WHAT THE TASK REQUIRES: Reply only with how many lines below contain "Administrer".

--------

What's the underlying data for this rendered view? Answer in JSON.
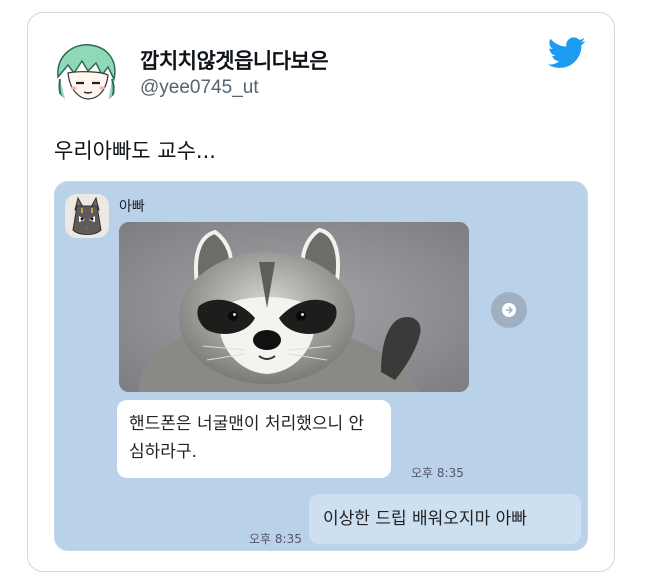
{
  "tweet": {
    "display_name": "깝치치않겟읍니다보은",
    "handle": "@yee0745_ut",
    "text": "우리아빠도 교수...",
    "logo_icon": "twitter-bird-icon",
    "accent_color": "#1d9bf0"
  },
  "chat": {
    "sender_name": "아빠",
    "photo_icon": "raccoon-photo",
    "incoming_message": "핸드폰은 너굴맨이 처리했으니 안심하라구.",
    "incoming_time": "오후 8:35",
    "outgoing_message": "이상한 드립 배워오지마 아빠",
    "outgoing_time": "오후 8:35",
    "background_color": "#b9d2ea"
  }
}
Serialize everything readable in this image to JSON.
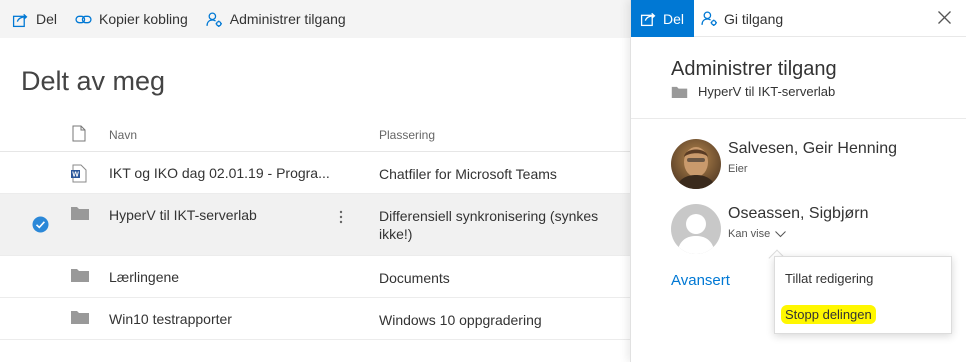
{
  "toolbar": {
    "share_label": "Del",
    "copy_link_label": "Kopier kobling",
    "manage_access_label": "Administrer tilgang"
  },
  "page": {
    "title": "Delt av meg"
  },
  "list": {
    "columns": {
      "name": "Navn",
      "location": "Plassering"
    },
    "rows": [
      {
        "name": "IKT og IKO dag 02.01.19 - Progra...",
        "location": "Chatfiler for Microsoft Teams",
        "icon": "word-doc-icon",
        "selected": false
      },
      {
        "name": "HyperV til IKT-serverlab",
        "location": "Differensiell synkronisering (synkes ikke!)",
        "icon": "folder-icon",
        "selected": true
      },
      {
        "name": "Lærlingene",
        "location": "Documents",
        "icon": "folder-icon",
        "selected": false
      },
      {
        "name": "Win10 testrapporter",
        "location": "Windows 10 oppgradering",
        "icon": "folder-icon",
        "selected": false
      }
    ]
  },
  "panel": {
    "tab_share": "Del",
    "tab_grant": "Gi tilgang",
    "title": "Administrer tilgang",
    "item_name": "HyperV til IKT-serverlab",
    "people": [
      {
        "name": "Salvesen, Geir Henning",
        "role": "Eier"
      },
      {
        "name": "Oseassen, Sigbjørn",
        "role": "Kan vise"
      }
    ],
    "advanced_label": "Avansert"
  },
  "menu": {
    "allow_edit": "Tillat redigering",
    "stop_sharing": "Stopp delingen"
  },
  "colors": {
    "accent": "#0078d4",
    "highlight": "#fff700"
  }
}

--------

PROBLEM SOLUTION: 2